You don't have to think too much about this artist's choice of professional identity (first name ending with the friendly-sounding long 'e' and initial only in lieu of surname) to see what market he's aiming for. Frankie V is obviously trying to capture the flugelhorn segment of the ultra-smooth jazz market, hoping that potential listeners and buyers will make the imagery leap from Kenny G to him.
This stuff is so light and airy, so creampuff-sweet, and so completely safe and unchallenging that it makes Kenny G sound like John Coltrane. It may actually be too tame for elevators and dentist's offices. There are practically no traces of jazz contained herein; this is strictly instrumental pop/easy listening. Of the twelve tunes, four are originals and eight are covers of well-worn pop vocal tunes from the last three decades, such as Elton John's "Your Song," James Taylor's "Fire and Rain," Chaka Khan's "Through the Fire," and Lionel Richie's "Hello."
The reason I love Jazz is because it allows me to understand many other music genres and have fun including them into the
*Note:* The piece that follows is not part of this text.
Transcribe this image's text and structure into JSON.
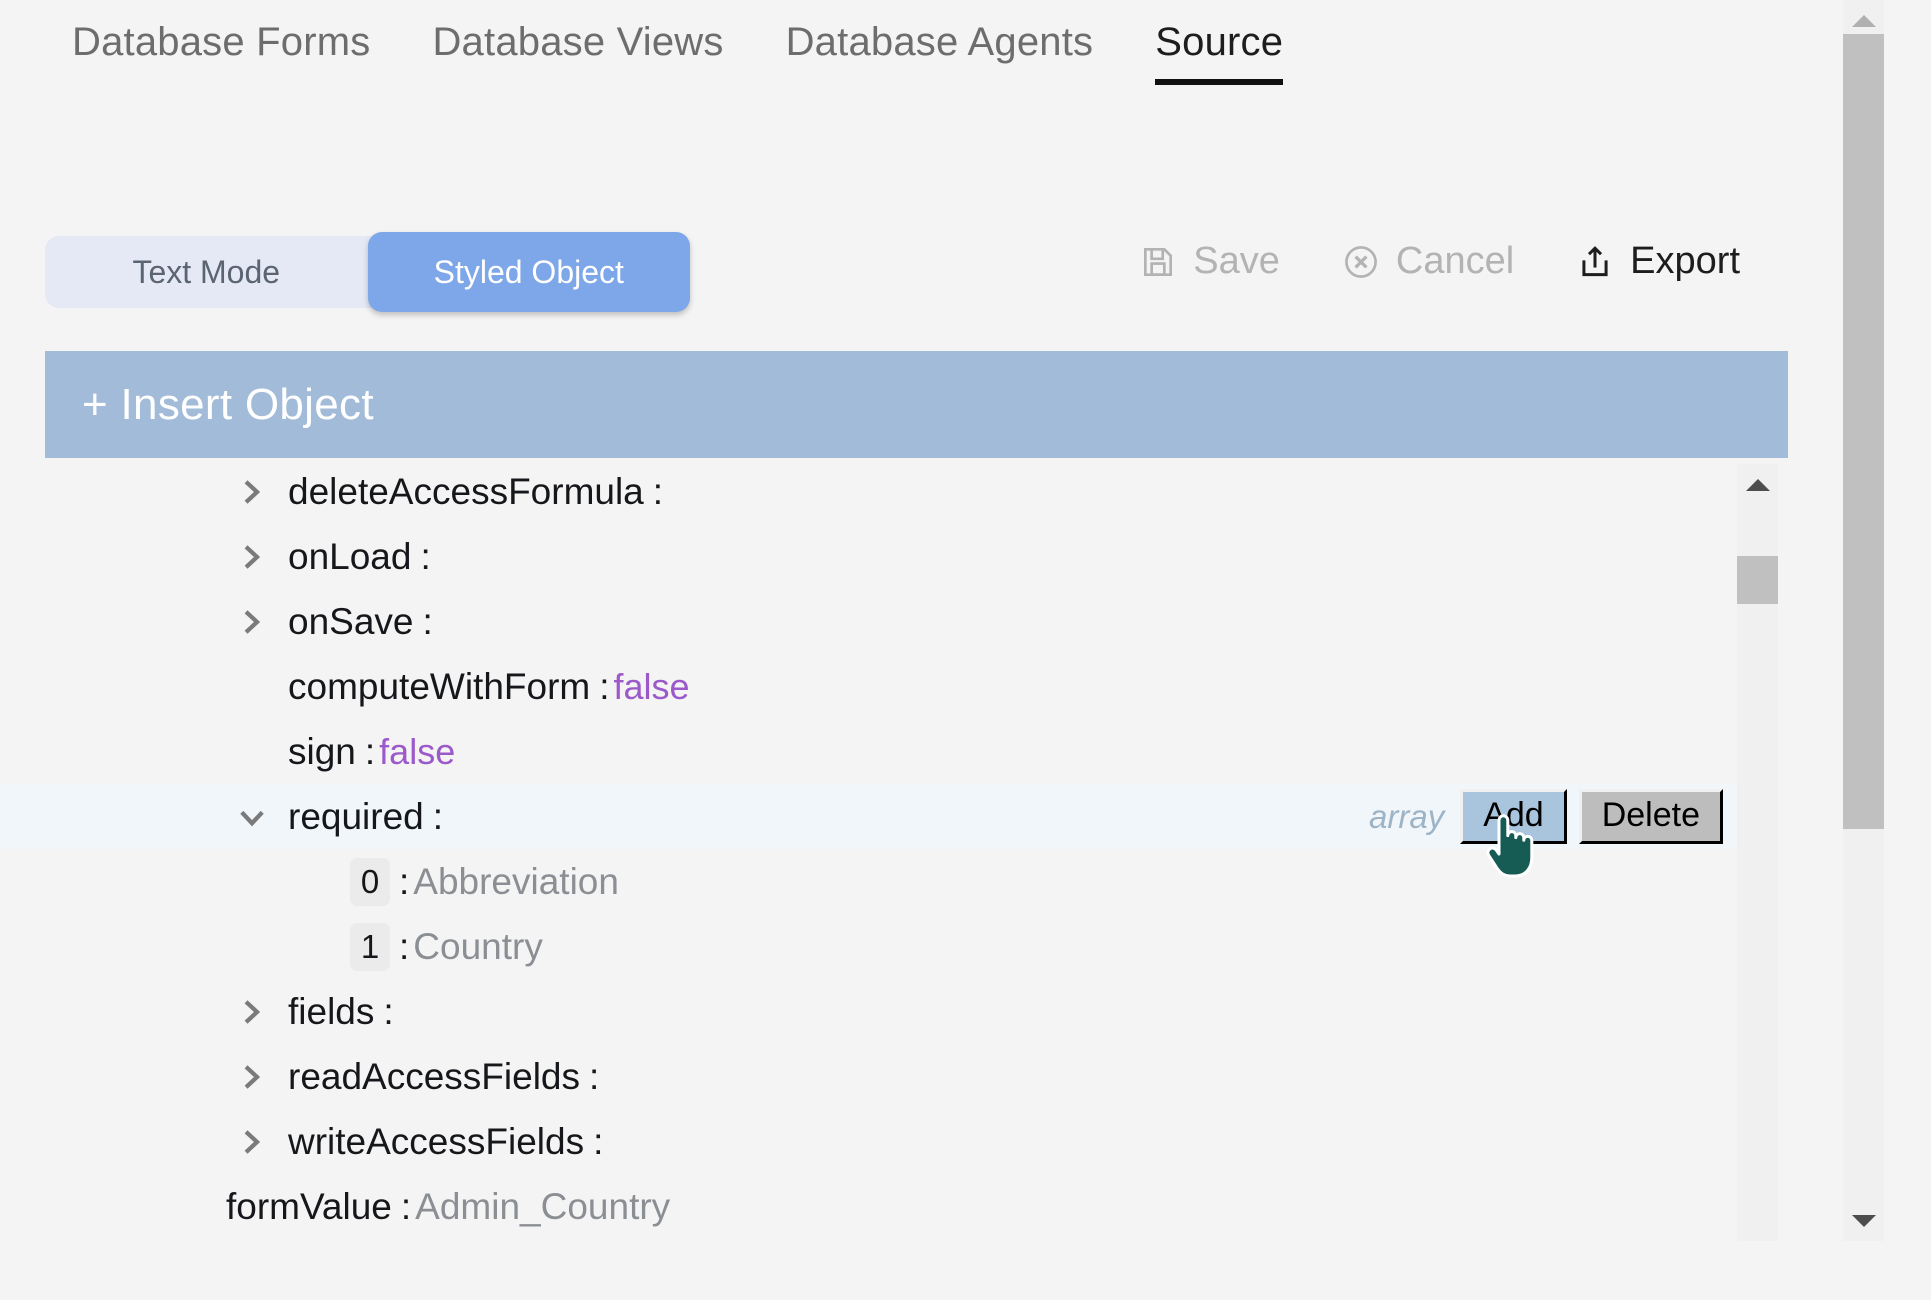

mixture, I also really like to improvise, which is the essential characteristic of jazz that lets you feel the freedom inside the piece.